# WORK REQUIRED:
Gather each line of the entries below that includes "JSON".

# INPUT FOR THIS TASK:
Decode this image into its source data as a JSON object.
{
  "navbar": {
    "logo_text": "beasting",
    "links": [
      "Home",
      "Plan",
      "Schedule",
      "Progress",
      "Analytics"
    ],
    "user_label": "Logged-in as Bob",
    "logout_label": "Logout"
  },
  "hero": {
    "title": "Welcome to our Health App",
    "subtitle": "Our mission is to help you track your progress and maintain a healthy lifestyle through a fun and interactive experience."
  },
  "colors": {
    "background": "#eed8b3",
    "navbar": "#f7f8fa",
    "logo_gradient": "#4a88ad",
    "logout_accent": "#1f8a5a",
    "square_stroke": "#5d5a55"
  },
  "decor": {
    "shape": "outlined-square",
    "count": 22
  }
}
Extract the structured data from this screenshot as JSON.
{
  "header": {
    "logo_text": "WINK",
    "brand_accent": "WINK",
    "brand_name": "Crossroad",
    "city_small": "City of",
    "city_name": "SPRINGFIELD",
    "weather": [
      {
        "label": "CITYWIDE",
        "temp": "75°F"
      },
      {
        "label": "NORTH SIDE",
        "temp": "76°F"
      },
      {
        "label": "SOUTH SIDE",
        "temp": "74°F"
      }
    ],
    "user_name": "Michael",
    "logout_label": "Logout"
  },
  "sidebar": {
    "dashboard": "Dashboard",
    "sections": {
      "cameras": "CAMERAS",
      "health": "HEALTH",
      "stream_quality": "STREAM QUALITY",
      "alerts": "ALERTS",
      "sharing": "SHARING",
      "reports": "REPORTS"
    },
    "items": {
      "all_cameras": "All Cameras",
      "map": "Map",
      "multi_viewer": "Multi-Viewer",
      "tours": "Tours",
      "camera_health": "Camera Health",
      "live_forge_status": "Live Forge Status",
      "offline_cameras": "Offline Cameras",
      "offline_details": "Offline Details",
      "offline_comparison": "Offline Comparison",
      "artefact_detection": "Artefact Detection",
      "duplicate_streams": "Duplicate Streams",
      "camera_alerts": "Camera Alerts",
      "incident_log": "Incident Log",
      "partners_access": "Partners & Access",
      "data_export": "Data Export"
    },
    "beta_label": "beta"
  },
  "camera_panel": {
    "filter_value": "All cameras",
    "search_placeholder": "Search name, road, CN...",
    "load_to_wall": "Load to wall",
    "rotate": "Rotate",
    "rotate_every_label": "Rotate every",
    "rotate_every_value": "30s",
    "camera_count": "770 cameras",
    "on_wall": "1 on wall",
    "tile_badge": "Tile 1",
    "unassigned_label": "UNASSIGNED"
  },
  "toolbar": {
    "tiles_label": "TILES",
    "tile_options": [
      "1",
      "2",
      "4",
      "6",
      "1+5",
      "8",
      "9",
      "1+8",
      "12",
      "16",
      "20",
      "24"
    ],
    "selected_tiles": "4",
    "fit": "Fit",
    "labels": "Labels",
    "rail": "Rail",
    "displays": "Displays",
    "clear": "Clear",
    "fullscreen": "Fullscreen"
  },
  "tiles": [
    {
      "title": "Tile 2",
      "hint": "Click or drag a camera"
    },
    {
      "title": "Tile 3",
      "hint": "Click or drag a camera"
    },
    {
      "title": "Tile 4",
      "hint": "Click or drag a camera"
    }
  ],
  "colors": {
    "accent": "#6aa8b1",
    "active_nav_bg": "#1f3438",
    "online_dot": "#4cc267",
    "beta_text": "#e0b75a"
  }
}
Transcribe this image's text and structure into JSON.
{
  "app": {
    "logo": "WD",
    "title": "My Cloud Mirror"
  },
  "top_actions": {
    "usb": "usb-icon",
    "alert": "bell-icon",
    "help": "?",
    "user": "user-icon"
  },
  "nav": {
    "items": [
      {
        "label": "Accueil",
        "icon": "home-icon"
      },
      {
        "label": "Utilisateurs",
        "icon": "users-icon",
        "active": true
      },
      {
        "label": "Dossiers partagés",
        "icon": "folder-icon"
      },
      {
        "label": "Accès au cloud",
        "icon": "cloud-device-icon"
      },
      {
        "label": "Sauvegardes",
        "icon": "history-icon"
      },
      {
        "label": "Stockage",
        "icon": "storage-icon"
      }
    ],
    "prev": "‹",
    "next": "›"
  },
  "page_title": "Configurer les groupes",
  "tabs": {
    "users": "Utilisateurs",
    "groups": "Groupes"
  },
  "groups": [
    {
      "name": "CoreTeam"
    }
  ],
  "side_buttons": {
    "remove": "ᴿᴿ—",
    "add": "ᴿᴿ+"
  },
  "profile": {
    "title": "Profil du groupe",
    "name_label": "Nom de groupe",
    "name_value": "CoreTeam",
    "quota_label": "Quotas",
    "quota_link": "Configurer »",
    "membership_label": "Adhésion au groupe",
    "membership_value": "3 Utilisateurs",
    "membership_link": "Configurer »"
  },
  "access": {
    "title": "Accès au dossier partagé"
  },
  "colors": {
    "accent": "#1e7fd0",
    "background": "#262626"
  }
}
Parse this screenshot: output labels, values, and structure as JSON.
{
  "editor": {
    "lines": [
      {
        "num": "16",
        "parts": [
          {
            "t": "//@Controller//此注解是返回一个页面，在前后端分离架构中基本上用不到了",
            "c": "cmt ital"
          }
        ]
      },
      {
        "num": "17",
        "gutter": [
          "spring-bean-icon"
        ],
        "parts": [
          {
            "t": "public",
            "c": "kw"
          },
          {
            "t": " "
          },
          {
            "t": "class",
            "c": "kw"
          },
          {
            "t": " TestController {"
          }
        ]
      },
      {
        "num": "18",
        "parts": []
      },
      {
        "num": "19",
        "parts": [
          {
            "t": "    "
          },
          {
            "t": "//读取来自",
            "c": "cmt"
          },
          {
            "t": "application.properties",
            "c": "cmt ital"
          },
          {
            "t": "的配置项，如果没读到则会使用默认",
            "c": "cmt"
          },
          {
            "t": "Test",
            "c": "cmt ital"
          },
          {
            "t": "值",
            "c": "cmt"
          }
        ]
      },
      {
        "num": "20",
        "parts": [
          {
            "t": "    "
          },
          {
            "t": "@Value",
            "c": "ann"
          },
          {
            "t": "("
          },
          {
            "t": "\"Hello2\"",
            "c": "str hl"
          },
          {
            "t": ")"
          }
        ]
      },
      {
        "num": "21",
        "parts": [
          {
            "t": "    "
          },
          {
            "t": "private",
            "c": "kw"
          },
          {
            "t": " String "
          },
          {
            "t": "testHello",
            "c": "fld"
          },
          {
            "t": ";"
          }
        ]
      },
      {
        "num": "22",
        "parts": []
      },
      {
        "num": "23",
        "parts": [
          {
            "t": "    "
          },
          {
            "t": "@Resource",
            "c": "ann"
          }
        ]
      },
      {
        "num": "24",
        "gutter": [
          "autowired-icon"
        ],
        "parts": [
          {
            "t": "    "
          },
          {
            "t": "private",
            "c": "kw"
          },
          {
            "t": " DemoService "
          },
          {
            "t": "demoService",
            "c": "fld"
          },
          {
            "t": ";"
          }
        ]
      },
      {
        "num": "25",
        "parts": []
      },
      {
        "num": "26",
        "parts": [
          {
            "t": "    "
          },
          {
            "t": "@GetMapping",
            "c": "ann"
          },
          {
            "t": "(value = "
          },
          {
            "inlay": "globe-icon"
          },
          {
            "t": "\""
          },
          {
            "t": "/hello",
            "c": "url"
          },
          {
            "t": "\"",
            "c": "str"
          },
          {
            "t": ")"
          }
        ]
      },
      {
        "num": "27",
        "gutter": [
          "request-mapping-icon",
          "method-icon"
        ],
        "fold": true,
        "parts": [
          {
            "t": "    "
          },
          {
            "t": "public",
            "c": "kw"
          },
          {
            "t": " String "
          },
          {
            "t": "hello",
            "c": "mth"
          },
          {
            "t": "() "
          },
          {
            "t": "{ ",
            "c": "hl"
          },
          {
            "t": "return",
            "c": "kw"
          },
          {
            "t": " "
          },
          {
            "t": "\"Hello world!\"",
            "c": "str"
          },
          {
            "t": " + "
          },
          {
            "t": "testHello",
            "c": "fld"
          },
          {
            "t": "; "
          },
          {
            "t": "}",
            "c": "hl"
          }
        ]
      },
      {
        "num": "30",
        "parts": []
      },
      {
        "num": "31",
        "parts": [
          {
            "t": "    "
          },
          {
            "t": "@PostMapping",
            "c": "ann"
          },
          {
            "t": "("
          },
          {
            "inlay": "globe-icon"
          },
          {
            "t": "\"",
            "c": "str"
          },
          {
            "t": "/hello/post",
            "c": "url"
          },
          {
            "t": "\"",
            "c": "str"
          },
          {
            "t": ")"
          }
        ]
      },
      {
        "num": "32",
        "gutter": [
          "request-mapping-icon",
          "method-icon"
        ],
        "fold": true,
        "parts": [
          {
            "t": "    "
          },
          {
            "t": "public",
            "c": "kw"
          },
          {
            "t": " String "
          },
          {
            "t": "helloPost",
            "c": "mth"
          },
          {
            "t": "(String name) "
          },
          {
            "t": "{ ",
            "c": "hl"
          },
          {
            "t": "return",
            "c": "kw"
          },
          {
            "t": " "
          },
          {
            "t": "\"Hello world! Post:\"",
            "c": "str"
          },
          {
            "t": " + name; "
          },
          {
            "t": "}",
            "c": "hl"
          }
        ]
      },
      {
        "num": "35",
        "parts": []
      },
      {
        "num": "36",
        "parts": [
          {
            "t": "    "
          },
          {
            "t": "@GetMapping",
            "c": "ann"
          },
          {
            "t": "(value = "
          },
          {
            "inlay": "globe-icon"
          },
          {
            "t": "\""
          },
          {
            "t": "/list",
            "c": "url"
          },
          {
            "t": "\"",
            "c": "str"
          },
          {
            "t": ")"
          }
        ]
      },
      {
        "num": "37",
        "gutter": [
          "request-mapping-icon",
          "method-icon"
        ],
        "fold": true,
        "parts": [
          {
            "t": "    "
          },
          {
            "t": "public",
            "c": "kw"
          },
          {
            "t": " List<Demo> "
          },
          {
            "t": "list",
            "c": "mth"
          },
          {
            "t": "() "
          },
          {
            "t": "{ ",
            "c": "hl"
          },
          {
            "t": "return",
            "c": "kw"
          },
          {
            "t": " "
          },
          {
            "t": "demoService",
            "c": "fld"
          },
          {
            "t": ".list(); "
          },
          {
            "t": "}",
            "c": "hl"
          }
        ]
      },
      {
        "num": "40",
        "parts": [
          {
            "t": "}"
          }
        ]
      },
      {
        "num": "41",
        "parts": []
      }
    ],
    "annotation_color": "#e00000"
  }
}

# WRITTEN ANSWER:
Decode this image into its source data as a JSON object.
Extract the structured data from this screenshot as JSON.
Transcribe this image's text and structure into JSON.
Parse this screenshot: output labels, values, and structure as JSON.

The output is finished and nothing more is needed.